Dear friends, “Thank you” doesn’t quite express how very grateful we are for your support of Schoolhouse Rocked.…
“This is not an exaggeration to say, this is the movement that is needed to save this country. These kids in public schools are not getting the civics, they’re not getting the things they need to be patriots, to be good citizens, to keep our nation from going down the road to socialism, and all the things that we know are bad. The homeschool community is a critical part of this movement in raising up this remnant of young leaders.” – Rick Green
On Episode 656 of The Heidi St. John Podcast, Heidi had a great conversation with Schoolhouse Rocked producer,…
It seems like every newsletter I send, I get emails from people wondering where the film is, with really good cause. I have been too slow in sending actual production updates! Here’s the story.
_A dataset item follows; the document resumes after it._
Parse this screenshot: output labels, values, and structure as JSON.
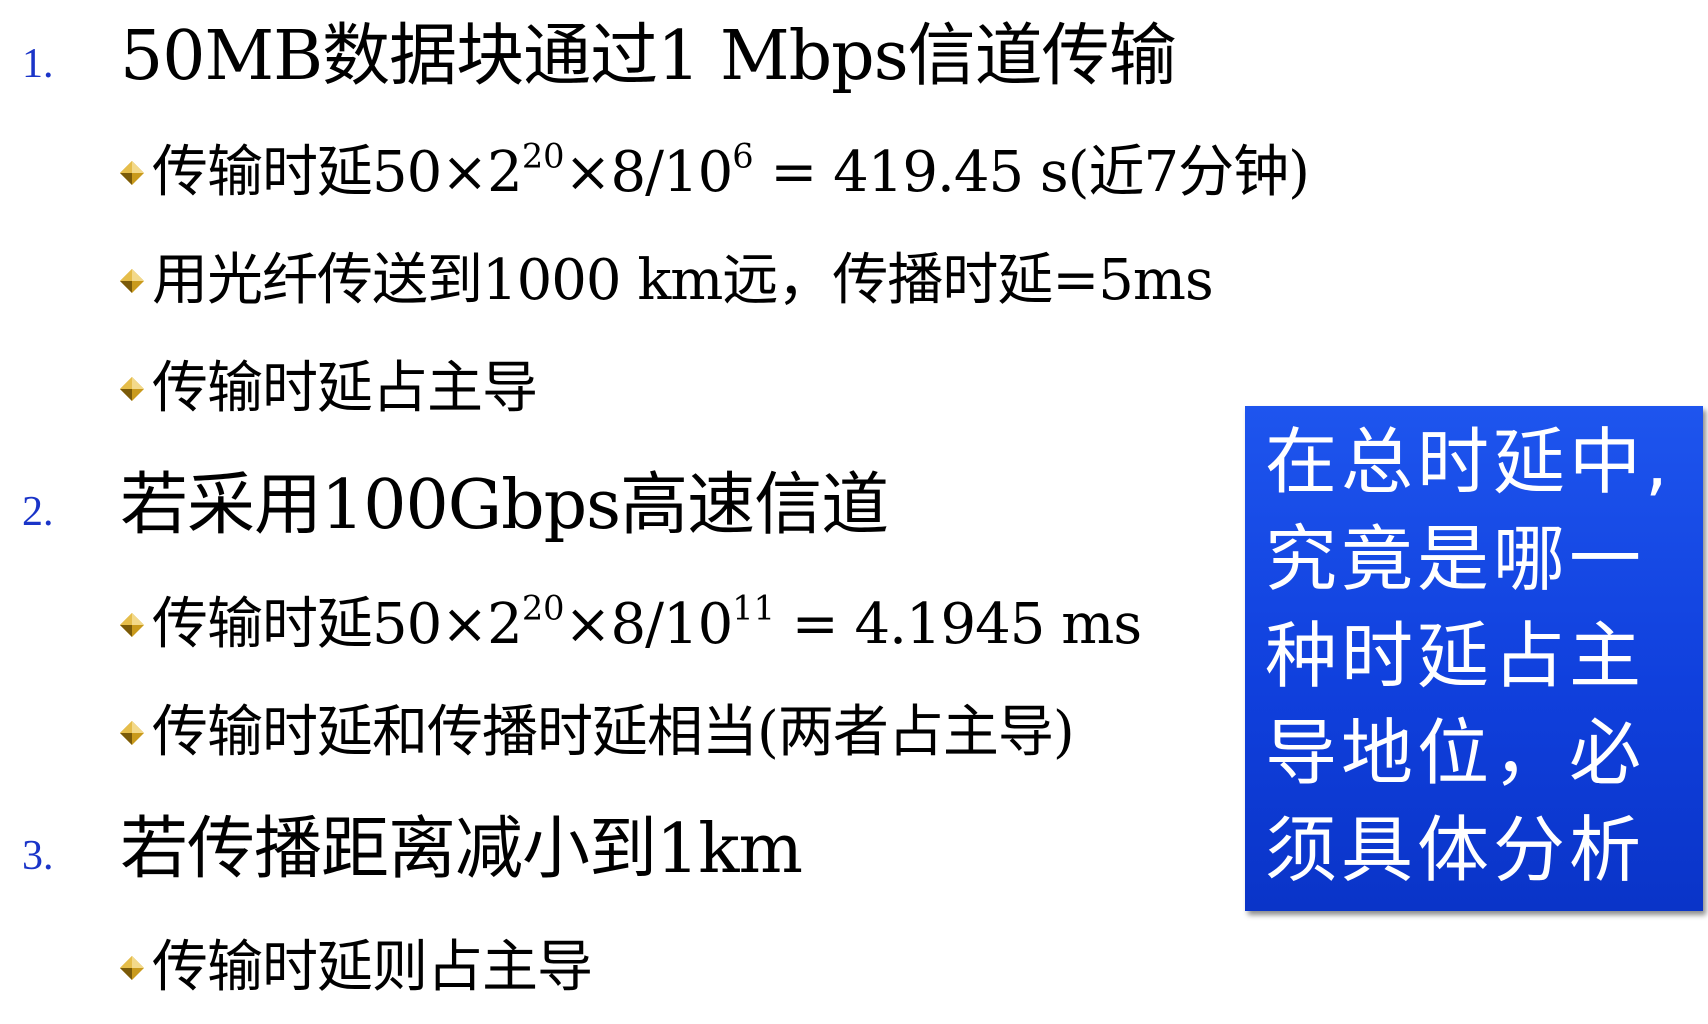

Have you ever wondered why we chose the title, Schoolhouse Rocked, for a documentary on homeschooling? The “rocked” in the title refers to the impact that we see homeschooling having on “traditional” education models.
We want Schoolhouse Rocked to fuel explosive growth in homeschooling. Our mission with the film is to encourage and equip homeschool families to start strong and finish well, so let’s talk about what that actually means.
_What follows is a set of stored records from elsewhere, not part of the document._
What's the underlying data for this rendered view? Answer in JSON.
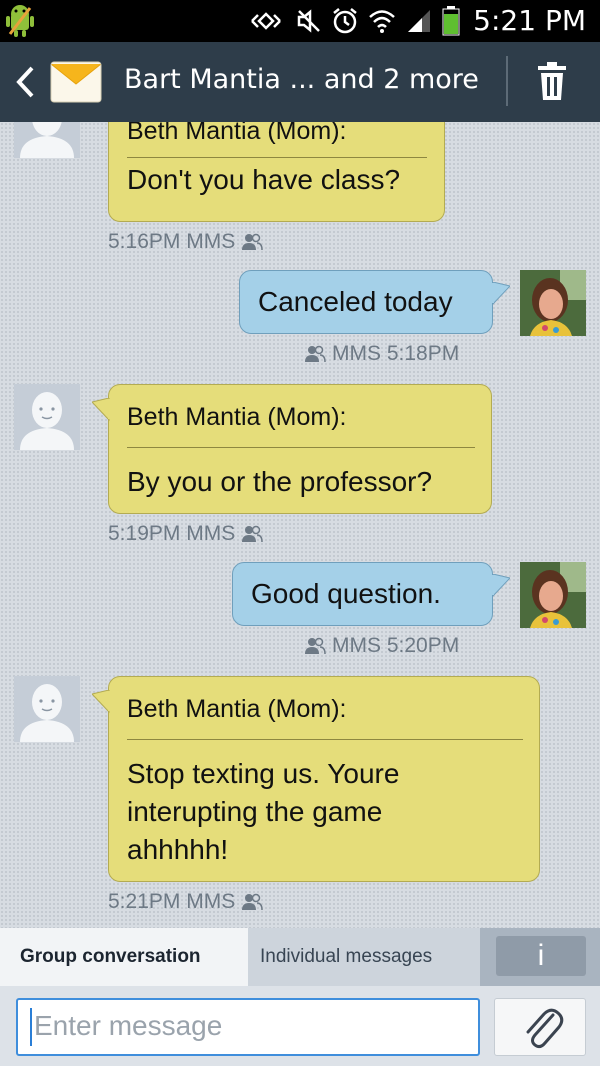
{
  "status_bar": {
    "time": "5:21 PM",
    "icons": [
      "android-debug-icon",
      "nfc-icon",
      "mute-icon",
      "alarm-icon",
      "wifi-icon",
      "signal-icon",
      "battery-icon"
    ]
  },
  "action_bar": {
    "title": "Bart Mantia ... and 2 more",
    "back_icon": "chevron-left-icon",
    "app_icon": "envelope-icon",
    "delete_icon": "trash-icon"
  },
  "messages": [
    {
      "direction": "in",
      "sender": "Beth Mantia (Mom):",
      "text": "Don't you have class?",
      "meta": "5:16PM MMS"
    },
    {
      "direction": "out",
      "text": "Canceled today",
      "meta": "MMS 5:18PM"
    },
    {
      "direction": "in",
      "sender": "Beth Mantia (Mom):",
      "text": "By you or the professor?",
      "meta": "5:19PM MMS"
    },
    {
      "direction": "out",
      "text": "Good question.",
      "meta": "MMS 5:20PM"
    },
    {
      "direction": "in",
      "sender": "Beth Mantia (Mom):",
      "text_lines": [
        "Stop texting us. Youre",
        "interupting the game",
        "ahhhhh!"
      ],
      "meta": "5:21PM MMS"
    }
  ],
  "tabs": {
    "group": "Group conversation",
    "individual": "Individual messages",
    "info": "i"
  },
  "compose": {
    "placeholder": "Enter message",
    "attach_icon": "paperclip-icon"
  },
  "colors": {
    "action_bar": "#2e3d4a",
    "incoming_bubble": "#e5dd7a",
    "outgoing_bubble": "#a4d0e8",
    "background": "#d7dce2",
    "input_border": "#3f8edc"
  }
}
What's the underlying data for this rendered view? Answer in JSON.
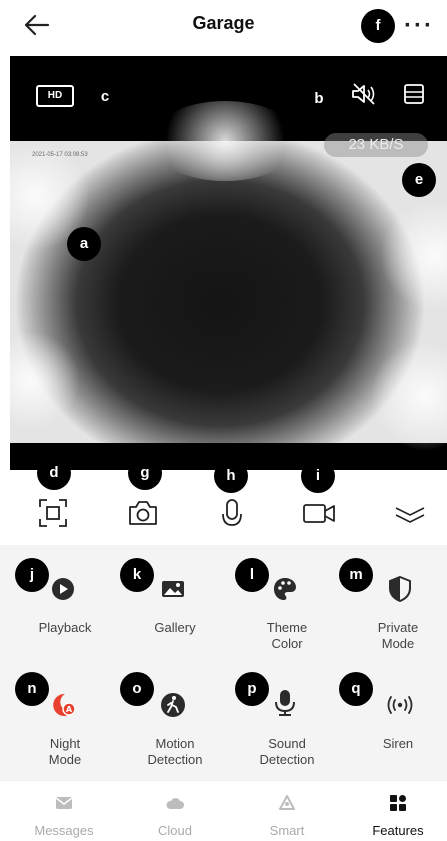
{
  "header": {
    "title": "Garage"
  },
  "video": {
    "quality_label": "HD",
    "osd_timestamp": "2021-05-17 03:08:53",
    "speed": "23 KB/S"
  },
  "markers": [
    "a",
    "b",
    "c",
    "d",
    "e",
    "f",
    "g",
    "h",
    "i",
    "j",
    "k",
    "l",
    "m",
    "n",
    "o",
    "p",
    "q"
  ],
  "features": [
    {
      "label": "Playback",
      "icon": "play-icon"
    },
    {
      "label": "Gallery",
      "icon": "gallery-icon"
    },
    {
      "label": "Theme\nColor",
      "icon": "palette-icon"
    },
    {
      "label": "Private\nMode",
      "icon": "private-shield-icon"
    },
    {
      "label": "Night\nMode",
      "icon": "night-mode-icon"
    },
    {
      "label": "Motion\nDetection",
      "icon": "motion-detection-icon"
    },
    {
      "label": "Sound\nDetection",
      "icon": "sound-detection-icon"
    },
    {
      "label": "Siren",
      "icon": "siren-icon"
    }
  ],
  "bottom_nav": [
    {
      "label": "Messages",
      "icon": "messages-icon",
      "active": false
    },
    {
      "label": "Cloud",
      "icon": "cloud-icon",
      "active": false
    },
    {
      "label": "Smart",
      "icon": "smart-icon",
      "active": false
    },
    {
      "label": "Features",
      "icon": "features-icon",
      "active": true
    }
  ],
  "colors": {
    "accent_red": "#e8412f",
    "icon_dark": "#2b2b2b",
    "inactive": "#aaaaaa"
  }
}
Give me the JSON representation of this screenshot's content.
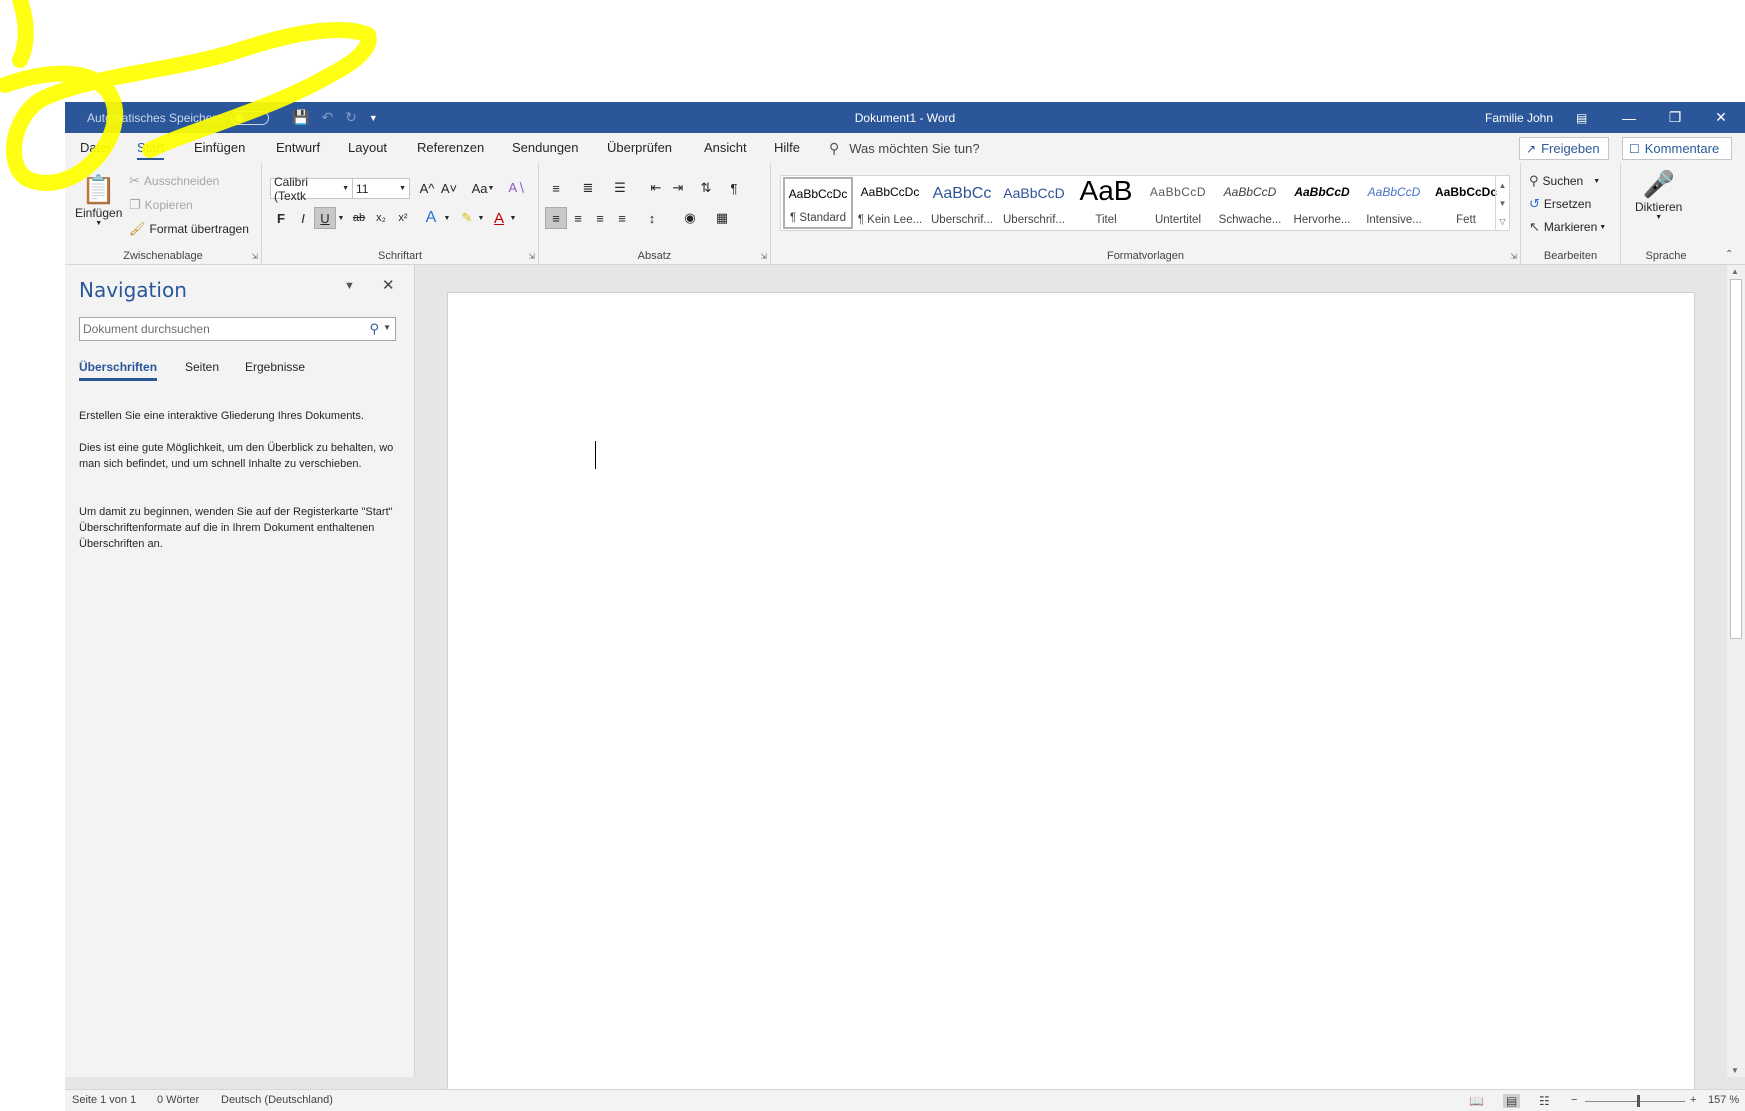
{
  "titlebar": {
    "autosave_label": "Automatisches Speichern",
    "doc_title": "Dokument1  -  Word",
    "user_name": "Familie John"
  },
  "menu_tabs": [
    "Datei",
    "Start",
    "Einfügen",
    "Entwurf",
    "Layout",
    "Referenzen",
    "Sendungen",
    "Überprüfen",
    "Ansicht",
    "Hilfe"
  ],
  "active_tab": "Start",
  "tellme_placeholder": "Was möchten Sie tun?",
  "share_label": "Freigeben",
  "comments_label": "Kommentare",
  "clipboard": {
    "paste": "Einfügen",
    "cut": "Ausschneiden",
    "copy": "Kopieren",
    "format_painter": "Format übertragen",
    "group": "Zwischenablage"
  },
  "font": {
    "name": "Calibri (Textk",
    "size": "11",
    "group": "Schriftart",
    "grow": "A^",
    "shrink": "A˅",
    "case": "Aa",
    "bold": "F",
    "italic": "I",
    "underline": "U",
    "strike": "ab",
    "subscript": "x₂",
    "superscript": "x²"
  },
  "paragraph": {
    "group": "Absatz"
  },
  "styles": {
    "group": "Formatvorlagen",
    "items": [
      {
        "preview": "AaBbCcDc",
        "name": "¶ Standard",
        "color": "#000000"
      },
      {
        "preview": "AaBbCcDc",
        "name": "¶ Kein Lee...",
        "color": "#000000"
      },
      {
        "preview": "AaBbCc",
        "name": "Überschrif...",
        "color": "#2f5496"
      },
      {
        "preview": "AaBbCcD",
        "name": "Überschrif...",
        "color": "#2f5496"
      },
      {
        "preview": "AaB",
        "name": "Titel",
        "color": "#000000"
      },
      {
        "preview": "AaBbCcD",
        "name": "Untertitel",
        "color": "#595959"
      },
      {
        "preview": "AaBbCcD",
        "name": "Schwache...",
        "color": "#404040"
      },
      {
        "preview": "AaBbCcD",
        "name": "Hervorhe...",
        "color": "#000000"
      },
      {
        "preview": "AaBbCcD",
        "name": "Intensive...",
        "color": "#4472c4"
      },
      {
        "preview": "AaBbCcDc",
        "name": "Fett",
        "color": "#000000"
      }
    ]
  },
  "editing": {
    "group": "Bearbeiten",
    "find": "Suchen",
    "replace": "Ersetzen",
    "select": "Markieren"
  },
  "voice": {
    "group": "Sprache",
    "dictate": "Diktieren"
  },
  "navigation": {
    "title": "Navigation",
    "search_placeholder": "Dokument durchsuchen",
    "tabs": [
      "Überschriften",
      "Seiten",
      "Ergebnisse"
    ],
    "text1": "Erstellen Sie eine interaktive Gliederung Ihres Dokuments.",
    "text2": "Dies ist eine gute Möglichkeit, um den Überblick zu behalten, wo man sich befindet, und um schnell Inhalte zu verschieben.",
    "text3": "Um damit zu beginnen, wenden Sie auf der Registerkarte \"Start\" Überschriftenformate auf die in Ihrem Dokument enthaltenen Überschriften an."
  },
  "status": {
    "page": "Seite 1 von 1",
    "words": "0 Wörter",
    "language": "Deutsch (Deutschland)",
    "zoom": "157 %"
  },
  "colors": {
    "accent": "#2b579a",
    "scribble": "#ffff00"
  }
}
Garritt and Yvette Hampton, director and producer/host of Schoolhouse Rocked were recent guests on Israel Wayne’s excellent Family Renewal podcast, where they got to talk about homeschooling and the production of this important homeschooling documentary. Listen to the show here.
Yvette Hampton just appeared on the Common Sense Conversations podcast with Professor Carol M. Swain, Ph.D. to talk…
Officially launching Monday, July 30th, The Schoolhouse Rocked Podcast will feature great homeschooling conversations to encourage and equip you to start strong and finish well. In this preview episode Yvette Hampton talks with the director of Schoolhouse Rocked, Garritt Hampton, about what listeners can expect from the podcast and why they are making a homeschool documentary.
Ever since teaching film at the middle school and high school level I have loved helping students learn the skills to become great filmmakers. I recently got a pretty open-ended question from one of these students on how to turn 4 1/2 hours of video into a story worth watching. This is a topic that is near and dear to me, as I have to do the same thing (on a much bigger scale) in editing Schoolhouse Rocked. Luckily, the fundamentals are the same, and learning these fundamentals is the key to becoming a great filmmaker.